Posted Jan 23, 2014 by W. Mark Dendy
We have all seen pictures of them — pot-bellied pigs — the little short-legged porcine that supposedly make a good pet. Those grunting little creatures are not raised for food, but their cousins that are, may soon be "pot-head" pigs flying high.
Pigs could be flying high with byproducts from  pot  farmers.
Pigs could be flying high with byproducts from "pot" farmers.
Alan Turkus
Thanks to the legalization of recreational use of marijuana in Washington and Colorado, the first two states to decriminalize cannabis, and some innovators who seek ways to deal with the waste products created by the industry — seeds and stems — the term for the faddish pot-bellied pig could apply to other porkers, those that supply the nation with bacon and ham.
Susannah Gross owns a five-acre farm north of Seattle that raises pigs. Not the pet kind, the kind you eat. Gross is part of a group experimenting with turning waste from pot cultivation and processing into pig food a solution that seems to make the most of marijuana's appetite-enhancing properties.
The results of Gross’ small experiment should not be surprising to those who grew up in the 60s and 70s spending Saturday nights watching the “Coneheads” and “Mr. Bill” on SNL while passing around a bong and munchin’ out.
The experimental subjects slaughtered in March remain nameless, but prior to their demise, the four little piggies whose feed was supplemented with marijuana waste were 20 to 30 pounds heavier than the half-dozen other pigs from the same litter.
Even though the pot laced-feed enhances appetite, there has been no determination whether THC, the mind-altering component found in marijuana, is present in animals' tissues given the left-over cannabis stems, seeds, and leaves.
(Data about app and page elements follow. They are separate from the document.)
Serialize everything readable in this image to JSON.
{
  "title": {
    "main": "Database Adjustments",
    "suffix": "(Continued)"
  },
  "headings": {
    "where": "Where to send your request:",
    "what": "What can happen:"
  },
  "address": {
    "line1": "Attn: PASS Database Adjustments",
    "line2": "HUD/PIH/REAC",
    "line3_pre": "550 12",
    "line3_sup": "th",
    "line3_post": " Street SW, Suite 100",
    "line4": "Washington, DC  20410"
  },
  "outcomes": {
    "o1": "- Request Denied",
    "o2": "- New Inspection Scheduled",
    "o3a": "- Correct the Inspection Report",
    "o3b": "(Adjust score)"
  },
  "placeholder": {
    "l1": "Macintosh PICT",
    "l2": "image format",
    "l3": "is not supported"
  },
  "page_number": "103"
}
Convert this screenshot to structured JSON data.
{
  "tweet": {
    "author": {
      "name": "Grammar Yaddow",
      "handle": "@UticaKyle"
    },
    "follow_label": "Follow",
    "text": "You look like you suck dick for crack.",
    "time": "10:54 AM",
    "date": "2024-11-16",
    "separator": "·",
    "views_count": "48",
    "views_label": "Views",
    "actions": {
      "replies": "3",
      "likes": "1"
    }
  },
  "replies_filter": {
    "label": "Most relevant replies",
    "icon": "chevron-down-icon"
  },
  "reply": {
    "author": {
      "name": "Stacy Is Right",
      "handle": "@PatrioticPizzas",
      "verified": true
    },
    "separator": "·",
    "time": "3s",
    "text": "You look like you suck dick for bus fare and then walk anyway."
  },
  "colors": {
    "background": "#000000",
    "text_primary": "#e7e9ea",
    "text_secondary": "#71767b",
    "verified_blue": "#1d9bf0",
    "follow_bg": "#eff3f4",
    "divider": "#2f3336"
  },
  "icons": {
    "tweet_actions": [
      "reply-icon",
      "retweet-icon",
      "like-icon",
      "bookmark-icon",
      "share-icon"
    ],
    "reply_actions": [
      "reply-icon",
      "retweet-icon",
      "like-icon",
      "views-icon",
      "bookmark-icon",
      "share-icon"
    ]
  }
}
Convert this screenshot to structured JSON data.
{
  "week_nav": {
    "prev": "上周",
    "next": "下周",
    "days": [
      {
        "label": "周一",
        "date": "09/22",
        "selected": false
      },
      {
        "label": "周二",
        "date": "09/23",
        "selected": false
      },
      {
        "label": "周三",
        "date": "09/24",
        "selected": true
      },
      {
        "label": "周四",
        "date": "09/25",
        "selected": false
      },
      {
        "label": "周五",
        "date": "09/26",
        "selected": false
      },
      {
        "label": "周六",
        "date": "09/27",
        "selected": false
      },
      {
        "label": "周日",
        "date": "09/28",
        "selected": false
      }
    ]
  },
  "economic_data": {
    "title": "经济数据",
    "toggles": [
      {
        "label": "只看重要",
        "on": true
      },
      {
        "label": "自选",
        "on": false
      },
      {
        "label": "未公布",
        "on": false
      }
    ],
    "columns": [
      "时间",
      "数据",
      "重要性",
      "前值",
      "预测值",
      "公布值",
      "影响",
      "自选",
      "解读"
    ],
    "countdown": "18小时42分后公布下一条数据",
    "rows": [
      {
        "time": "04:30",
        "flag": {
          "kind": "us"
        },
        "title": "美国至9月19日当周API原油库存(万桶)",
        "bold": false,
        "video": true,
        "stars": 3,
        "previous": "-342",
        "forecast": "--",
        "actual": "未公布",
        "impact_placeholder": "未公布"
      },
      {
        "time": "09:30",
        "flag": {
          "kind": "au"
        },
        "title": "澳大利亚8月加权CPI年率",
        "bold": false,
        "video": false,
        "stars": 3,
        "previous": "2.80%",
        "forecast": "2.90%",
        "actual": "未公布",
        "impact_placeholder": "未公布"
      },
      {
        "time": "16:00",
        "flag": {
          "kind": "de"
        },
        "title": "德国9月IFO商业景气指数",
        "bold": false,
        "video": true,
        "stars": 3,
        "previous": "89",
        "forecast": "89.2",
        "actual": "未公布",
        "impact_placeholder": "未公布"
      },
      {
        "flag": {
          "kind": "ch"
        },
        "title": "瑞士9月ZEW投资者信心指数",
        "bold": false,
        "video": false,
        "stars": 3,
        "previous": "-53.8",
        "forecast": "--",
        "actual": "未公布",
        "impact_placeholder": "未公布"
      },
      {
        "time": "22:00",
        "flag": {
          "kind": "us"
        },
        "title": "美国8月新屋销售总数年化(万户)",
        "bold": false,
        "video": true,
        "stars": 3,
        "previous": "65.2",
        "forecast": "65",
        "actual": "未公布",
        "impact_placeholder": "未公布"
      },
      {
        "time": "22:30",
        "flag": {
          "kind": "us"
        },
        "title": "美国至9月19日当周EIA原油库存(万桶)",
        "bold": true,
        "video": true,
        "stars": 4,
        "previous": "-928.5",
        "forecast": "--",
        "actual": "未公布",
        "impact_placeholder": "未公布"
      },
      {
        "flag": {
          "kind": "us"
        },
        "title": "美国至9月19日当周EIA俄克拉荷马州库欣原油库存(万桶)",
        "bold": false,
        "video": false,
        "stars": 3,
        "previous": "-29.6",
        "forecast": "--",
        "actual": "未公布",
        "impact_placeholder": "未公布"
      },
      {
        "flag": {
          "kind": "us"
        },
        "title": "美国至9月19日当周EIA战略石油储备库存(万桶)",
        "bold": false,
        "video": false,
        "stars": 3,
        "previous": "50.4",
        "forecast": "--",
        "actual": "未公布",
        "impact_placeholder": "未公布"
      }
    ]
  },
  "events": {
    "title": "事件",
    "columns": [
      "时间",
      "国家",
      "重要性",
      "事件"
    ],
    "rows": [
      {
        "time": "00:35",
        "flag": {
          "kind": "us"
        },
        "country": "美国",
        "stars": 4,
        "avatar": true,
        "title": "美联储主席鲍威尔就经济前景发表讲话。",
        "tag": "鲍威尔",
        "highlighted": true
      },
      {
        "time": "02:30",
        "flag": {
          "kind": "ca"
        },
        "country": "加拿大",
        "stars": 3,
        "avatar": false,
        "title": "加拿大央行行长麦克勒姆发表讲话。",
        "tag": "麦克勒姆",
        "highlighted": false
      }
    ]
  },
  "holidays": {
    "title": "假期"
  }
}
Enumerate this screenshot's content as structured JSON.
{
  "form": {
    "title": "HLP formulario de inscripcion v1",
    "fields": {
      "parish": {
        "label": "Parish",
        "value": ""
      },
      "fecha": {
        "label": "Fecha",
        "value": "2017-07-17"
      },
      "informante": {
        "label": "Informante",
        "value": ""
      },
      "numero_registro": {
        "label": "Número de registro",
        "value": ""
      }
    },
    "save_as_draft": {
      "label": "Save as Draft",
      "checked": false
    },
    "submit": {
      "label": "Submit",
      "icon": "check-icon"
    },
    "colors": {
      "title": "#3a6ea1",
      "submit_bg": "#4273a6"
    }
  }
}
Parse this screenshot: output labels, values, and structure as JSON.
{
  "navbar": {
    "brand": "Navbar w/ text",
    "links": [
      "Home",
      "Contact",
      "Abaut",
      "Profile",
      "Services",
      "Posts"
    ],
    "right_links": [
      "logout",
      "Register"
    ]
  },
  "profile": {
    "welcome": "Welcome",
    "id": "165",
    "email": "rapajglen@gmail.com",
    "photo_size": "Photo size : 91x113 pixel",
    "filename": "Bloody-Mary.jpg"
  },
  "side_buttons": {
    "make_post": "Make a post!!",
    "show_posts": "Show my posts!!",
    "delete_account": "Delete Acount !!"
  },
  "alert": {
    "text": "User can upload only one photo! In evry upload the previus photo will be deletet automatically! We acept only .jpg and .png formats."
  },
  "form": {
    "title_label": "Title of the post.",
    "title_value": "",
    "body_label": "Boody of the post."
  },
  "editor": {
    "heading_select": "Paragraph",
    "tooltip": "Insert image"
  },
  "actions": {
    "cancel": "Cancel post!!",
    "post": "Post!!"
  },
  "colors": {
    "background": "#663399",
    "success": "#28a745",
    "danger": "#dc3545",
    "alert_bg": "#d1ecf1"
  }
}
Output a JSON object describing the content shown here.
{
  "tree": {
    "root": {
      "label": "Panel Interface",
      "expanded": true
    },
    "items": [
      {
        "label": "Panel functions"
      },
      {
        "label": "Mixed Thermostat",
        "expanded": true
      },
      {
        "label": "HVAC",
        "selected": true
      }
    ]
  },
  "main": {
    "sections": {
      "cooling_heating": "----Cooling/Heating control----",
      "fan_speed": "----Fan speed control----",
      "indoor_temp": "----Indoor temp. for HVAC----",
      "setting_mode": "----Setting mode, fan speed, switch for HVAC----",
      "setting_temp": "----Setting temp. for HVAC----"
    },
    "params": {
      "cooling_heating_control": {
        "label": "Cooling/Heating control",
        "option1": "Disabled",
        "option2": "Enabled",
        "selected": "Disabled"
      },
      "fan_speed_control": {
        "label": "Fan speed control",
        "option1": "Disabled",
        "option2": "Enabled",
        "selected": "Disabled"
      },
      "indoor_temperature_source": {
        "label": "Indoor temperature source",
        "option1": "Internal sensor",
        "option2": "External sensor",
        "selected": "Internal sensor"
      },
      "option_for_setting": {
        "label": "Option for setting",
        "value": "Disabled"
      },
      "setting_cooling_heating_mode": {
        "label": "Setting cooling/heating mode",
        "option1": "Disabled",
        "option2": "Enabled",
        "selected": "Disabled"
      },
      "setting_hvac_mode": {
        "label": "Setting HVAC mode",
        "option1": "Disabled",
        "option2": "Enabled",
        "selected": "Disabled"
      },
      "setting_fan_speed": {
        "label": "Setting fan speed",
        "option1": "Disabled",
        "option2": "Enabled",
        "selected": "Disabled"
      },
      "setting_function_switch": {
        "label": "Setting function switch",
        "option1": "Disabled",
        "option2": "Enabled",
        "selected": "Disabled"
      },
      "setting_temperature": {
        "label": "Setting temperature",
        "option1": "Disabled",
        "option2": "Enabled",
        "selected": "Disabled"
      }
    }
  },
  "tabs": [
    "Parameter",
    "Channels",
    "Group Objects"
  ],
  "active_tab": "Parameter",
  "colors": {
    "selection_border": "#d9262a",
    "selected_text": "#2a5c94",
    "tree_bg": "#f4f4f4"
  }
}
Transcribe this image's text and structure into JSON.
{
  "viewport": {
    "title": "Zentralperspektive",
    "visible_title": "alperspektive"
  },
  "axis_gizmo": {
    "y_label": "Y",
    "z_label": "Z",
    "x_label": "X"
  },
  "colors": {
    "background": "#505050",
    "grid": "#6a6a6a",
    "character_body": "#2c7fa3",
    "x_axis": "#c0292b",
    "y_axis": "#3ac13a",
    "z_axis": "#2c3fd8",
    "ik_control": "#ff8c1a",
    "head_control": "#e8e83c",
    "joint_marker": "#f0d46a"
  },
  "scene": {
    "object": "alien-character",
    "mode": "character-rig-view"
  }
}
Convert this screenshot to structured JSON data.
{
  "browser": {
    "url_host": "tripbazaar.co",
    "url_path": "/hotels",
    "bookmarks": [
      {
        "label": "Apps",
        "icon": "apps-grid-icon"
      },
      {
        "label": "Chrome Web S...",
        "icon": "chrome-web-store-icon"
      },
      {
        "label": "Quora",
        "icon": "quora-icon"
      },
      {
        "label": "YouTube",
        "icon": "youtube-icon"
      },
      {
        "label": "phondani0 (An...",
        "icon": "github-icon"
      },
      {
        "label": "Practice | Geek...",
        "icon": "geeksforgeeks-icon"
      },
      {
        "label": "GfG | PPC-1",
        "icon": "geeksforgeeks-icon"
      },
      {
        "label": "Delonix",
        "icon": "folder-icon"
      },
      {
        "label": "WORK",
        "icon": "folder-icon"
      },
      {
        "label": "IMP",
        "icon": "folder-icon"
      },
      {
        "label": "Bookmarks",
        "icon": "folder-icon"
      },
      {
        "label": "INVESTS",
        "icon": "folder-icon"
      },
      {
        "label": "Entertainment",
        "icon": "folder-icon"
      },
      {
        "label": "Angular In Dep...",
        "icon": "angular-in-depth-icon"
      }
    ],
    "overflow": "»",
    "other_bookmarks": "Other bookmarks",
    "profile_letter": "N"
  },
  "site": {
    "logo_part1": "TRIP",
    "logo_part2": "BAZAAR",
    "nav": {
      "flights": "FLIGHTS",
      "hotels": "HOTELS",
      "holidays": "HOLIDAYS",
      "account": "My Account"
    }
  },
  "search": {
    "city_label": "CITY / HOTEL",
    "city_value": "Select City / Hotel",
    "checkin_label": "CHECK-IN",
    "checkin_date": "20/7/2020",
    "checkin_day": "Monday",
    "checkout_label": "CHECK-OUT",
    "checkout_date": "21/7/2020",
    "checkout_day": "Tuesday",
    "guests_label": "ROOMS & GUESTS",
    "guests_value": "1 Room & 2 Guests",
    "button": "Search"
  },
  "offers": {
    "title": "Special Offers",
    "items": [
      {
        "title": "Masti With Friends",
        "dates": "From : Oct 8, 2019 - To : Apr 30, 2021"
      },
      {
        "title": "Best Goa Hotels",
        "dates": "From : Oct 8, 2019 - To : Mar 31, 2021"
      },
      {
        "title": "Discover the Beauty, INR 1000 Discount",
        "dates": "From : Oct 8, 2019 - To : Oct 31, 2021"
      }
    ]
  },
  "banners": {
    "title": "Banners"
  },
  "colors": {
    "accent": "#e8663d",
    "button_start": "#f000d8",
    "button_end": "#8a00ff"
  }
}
Studies of food animals that consume marijuana are in short supply. A 1990 study reported that milk from free range buffalo in Pakistan where cannabis grows freely was found to contain low levels of THC. And the European Food Safety Authority delivered an opinion in 2011 regarding use of hemp in feed. The consensus was that although their was no data on THC levels found in food animal tissue, "the lipophylic properties of THC would suggest that the conclusions drawn from milk consumption would in principle apply to other animal products."
Colorado followed Washington State decriminalizing recreational marijuana use; medical marijuana use is legal in about 20 states. But the Feds still consider any kind of marijuana use illegal which raises a few questions.
Meats sold to the consumer are subject to USDA guidelines. Will Federal inspectors now test for residual marijuana or THC in pork products?
Could driving while under the influence of a bacon-cheeseburger become illegal?
If THC levels are in fact found in pigs, will the pigs see flying humans?
And of course this study raises the question — will bacon be the next “edible” pot product to appear in cannabis apothecaries?
Should we roll another one and join the think tank?